Baptist World Aid Australia is a Christian NGO supporting individuals and communities around the world. After the tragedy of the Rana Plaza factory collapse in Bangladesh, Baptist took action to shed light on what fashion brands and companies are doing to address forced labour, child labour and exploitation of workers in their supply chains.
The Ethical Fashion Report was first launched in 2013 - and has tracked progress within the industry having released 7 reports to date. The report scores Brands A+ to F based on how well they support workers. Tearfund is the New Zealand based Christian NGO managing NZ based fashion brands participation of The Ethical Fashion Report.
GLASSONS ETHICAL FASHION REPORT RESULTS
In the latest published 2021 Ethical Fashion Report; Glassons scored an A.
The journey we've been on over the last 6 years has given us a broad and deep understanding of ethical principles, cultural diversity, and issues facing workers. It's helped us to achieve greater transparency in complex supply chains and meet the challenges we all face, from a global pandemic to climate change.
The COVID-19 pandemic has had a severe effect on global health and economies. The entire industry has been disrupted bringing unprecedented challenges to our business and the people within it. Through the pandemic our immediate focus was to protect our staff, suppliers and the workers with in our supply chain. Working very closely with our supply partners, adapting and navigating through the challenges.
The pandemic has provided an opportunity for the industry to pause and re-think the future. To enable us to build back better; we are focusing on how we work, sustainability, technology, and communication.
Hallenstein Glassons are committed to standing alongside our suppliers in these unprecedented times. In support of the Tearfund Covid Fashion Commitment, we fully endorse the call to action in supporting garment workers in our supply chain. In recognising our responsibility throughout the impact of COVID-19, we have worked closely with our suppliers and ensured flexibility on payment terms to support the respective businesses. We have paid in full for all goods that left factories prior to lockdown and remain committed to taking delivery of all finished orders. Whilst for a brief period in lockdown we did pause buying, we are now back trading and receipting orders from previously made garments and proactively working with suppliers on fabrics that we have committed too. We recognise the importance of collaboration with our partners to ensure we have a clear understanding of the challenges facing their business and workers. We value the continued support from SgT Qualspec and the work they do in supporting worker welfare and assessing compliance to our Code of Conduct. To further enable our commitment to support workers, we have engaged China NGO - Inno, offering independent support and guidance to workers on a case by cases basis. We value our relationships, with many of our suppliers having worked with us for over 10 years. The strong partnerships that we have formed has allowed us to work collaboratively to help mitigate the economic impact on supplier's businesses and workers as the world responds to COVID-19.

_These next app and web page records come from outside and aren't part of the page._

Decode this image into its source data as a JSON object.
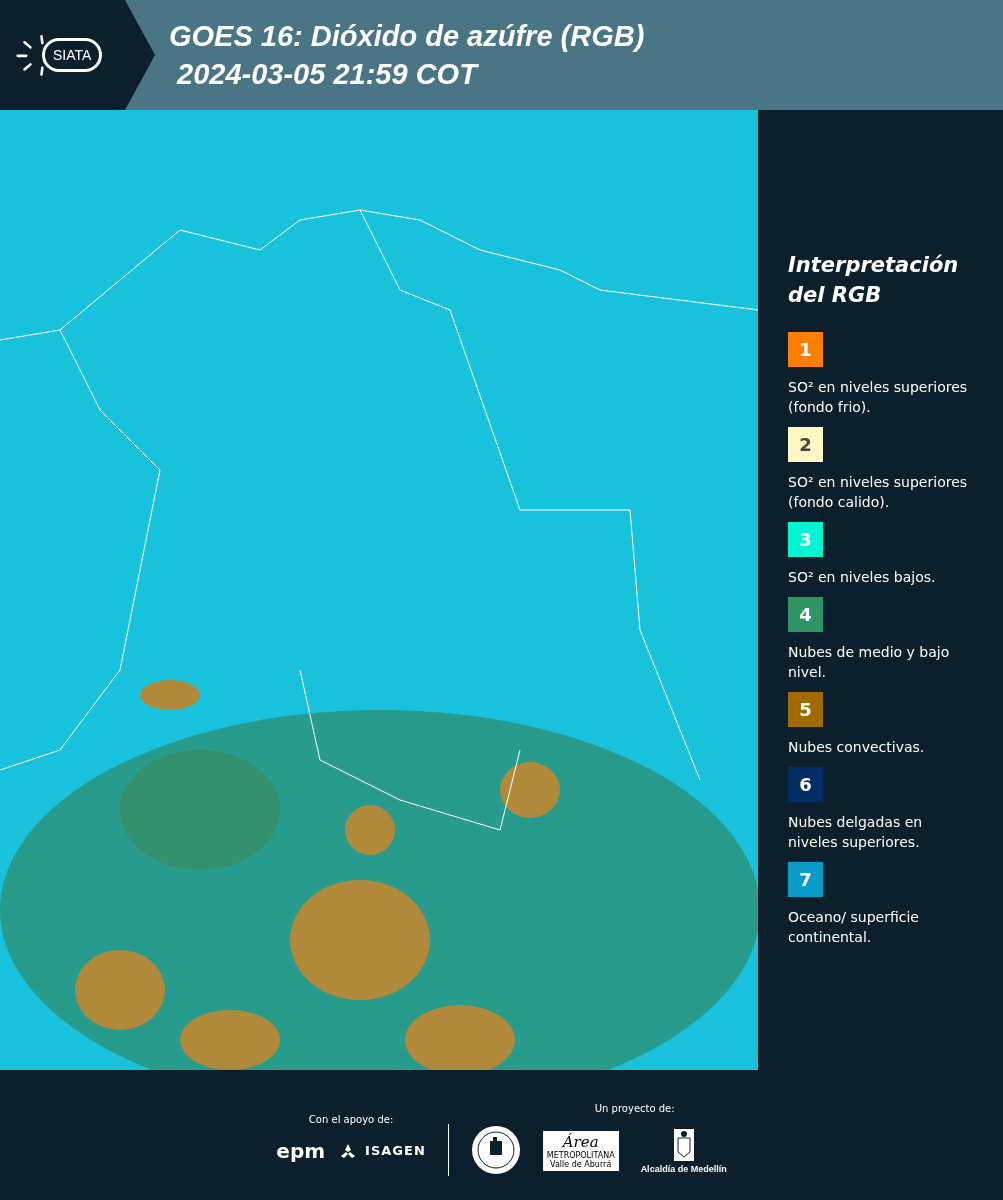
{
  "header": {
    "logo_text": "SIATA",
    "title": "GOES 16: Dióxido de azúfre (RGB)",
    "timestamp": "2024-03-05 21:59 COT"
  },
  "legend": {
    "title": "Interpretación del RGB",
    "items": [
      {
        "number": "1",
        "color": "#ff7f00",
        "text": "SO² en niveles superiores (fondo frio)."
      },
      {
        "number": "2",
        "color": "#fff8c0",
        "text": "SO² en niveles superiores (fondo calido)."
      },
      {
        "number": "3",
        "color": "#00f5d0",
        "text": "SO² en niveles bajos."
      },
      {
        "number": "4",
        "color": "#2e9464",
        "text": "Nubes de medio y bajo nivel."
      },
      {
        "number": "5",
        "color": "#a06a00",
        "text": "Nubes convectivas."
      },
      {
        "number": "6",
        "color": "#002e63",
        "text": "Nubes delgadas en niveles superiores."
      },
      {
        "number": "7",
        "color": "#0a9ac8",
        "text": "Oceano/ superficie continental."
      }
    ]
  },
  "footer": {
    "support_label": "Con el apoyo de:",
    "support_logos": [
      "epm",
      "ISAGEN"
    ],
    "project_label": "Un proyecto de:",
    "area_logo": {
      "mark": "Área",
      "line1": "METROPOLITANA",
      "line2": "Valle de Aburrá"
    },
    "city_logo": "Alcaldía de Medellín"
  }
}
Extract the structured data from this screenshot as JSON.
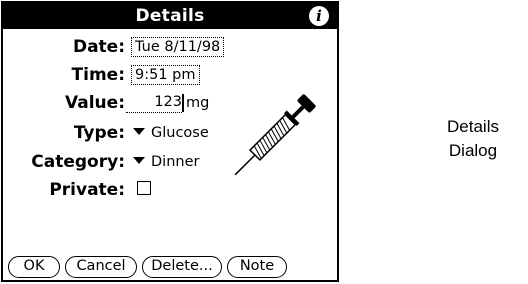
{
  "dialog": {
    "title": "Details",
    "info_icon": "info-icon",
    "fields": {
      "date_label": "Date:",
      "date_value": "Tue 8/11/98",
      "time_label": "Time:",
      "time_value": "9:51 pm",
      "value_label": "Value:",
      "value_value": "123",
      "value_unit": "mg",
      "type_label": "Type:",
      "type_value": "Glucose",
      "category_label": "Category:",
      "category_value": "Dinner",
      "private_label": "Private:",
      "private_checked": false
    },
    "buttons": {
      "ok": "OK",
      "cancel": "Cancel",
      "delete": "Delete...",
      "note": "Note"
    },
    "illustration": "syringe-icon"
  },
  "caption": {
    "line1": "Details",
    "line2": "Dialog"
  }
}
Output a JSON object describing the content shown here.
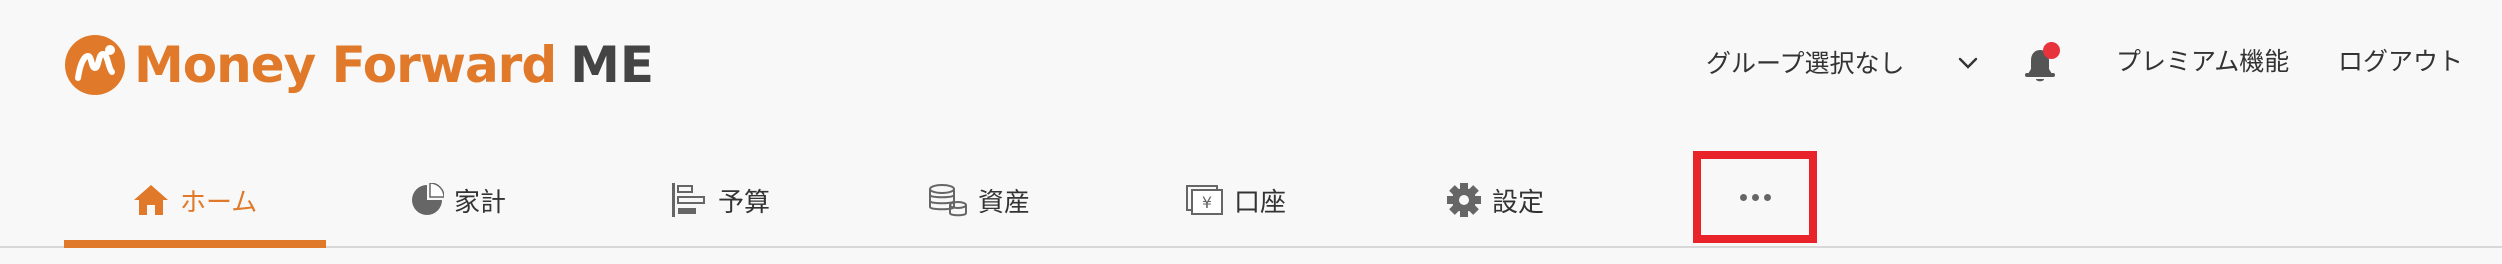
{
  "logo": {
    "text": "Money Forward",
    "suffix": "ME"
  },
  "topbar": {
    "group_select": "グループ選択なし",
    "premium": "プレミアム機能",
    "logout": "ログアウト"
  },
  "nav": {
    "items": [
      {
        "label": "ホーム",
        "icon": "home-icon"
      },
      {
        "label": "家計",
        "icon": "pie-chart-icon"
      },
      {
        "label": "予算",
        "icon": "budget-bars-icon"
      },
      {
        "label": "資産",
        "icon": "coins-stack-icon"
      },
      {
        "label": "口座",
        "icon": "yen-card-icon"
      },
      {
        "label": "設定",
        "icon": "gear-icon"
      }
    ],
    "more_icon": "more-dots-icon"
  },
  "colors": {
    "brand": "#e07a2a",
    "notification": "#e8323c",
    "highlight_border": "#e8242a"
  }
}
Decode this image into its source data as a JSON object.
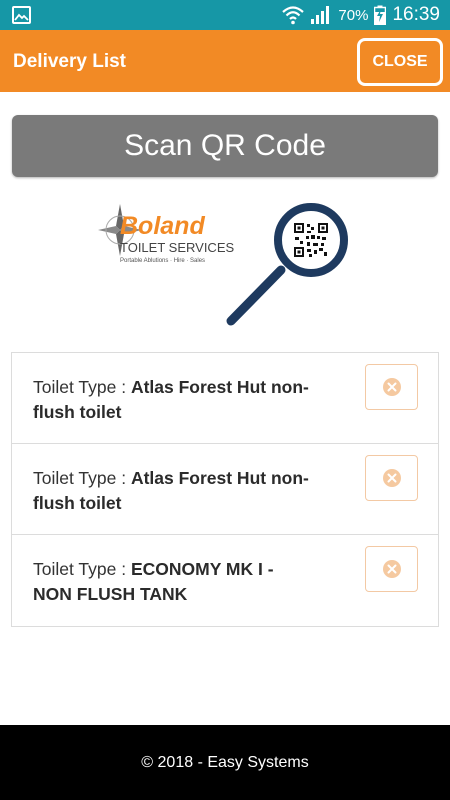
{
  "status": {
    "battery": "70%",
    "time": "16:39"
  },
  "header": {
    "title": "Delivery List",
    "close_label": "CLOSE"
  },
  "scan": {
    "label": "Scan QR Code"
  },
  "logo": {
    "brand": "Boland",
    "subtitle": "TOILET SERVICES",
    "tagline": "Portable Ablutions · Hire · Sales"
  },
  "items": [
    {
      "label": "Toilet Type : ",
      "value_line1": "Atlas Forest Hut non-",
      "value_line2": "flush toilet"
    },
    {
      "label": "Toilet Type : ",
      "value_line1": "Atlas Forest Hut non-",
      "value_line2": "flush toilet"
    },
    {
      "label": "Toilet Type : ",
      "value_line1": "ECONOMY MK I -",
      "value_line2": "NON FLUSH TANK"
    }
  ],
  "footer": {
    "text": "© 2018 - Easy Systems"
  },
  "colors": {
    "status_bar": "#1697a6",
    "app_bar": "#f28a25",
    "scan_button": "#7a7a7a",
    "delete_icon": "#f5c9a0",
    "magnifier": "#1e3a5f"
  }
}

In 2020 the ethical fashion report was replaced with the Tearfund COVID-19 6 Fashion Commitments.
Glassons made a public commitment to support our factory workers and signed up to the Tearfund 6 Fashion Commitments, which are:
- Support workers' wages, honouring supplier commitments.
- Identify workers at greatest risk
- Listen to the voices and experience of workers.
- Ensure workers' rights and safety are respected.
- Collaborate with others to protect venerable workers.
- Build back better for workers and the world.
Tearfund/Baptist world released the results in October 2020, and we are pleased to update that Glassons took action to ALL 6 COVID-19 Fashion commitments as listed above, achieving the best result possible.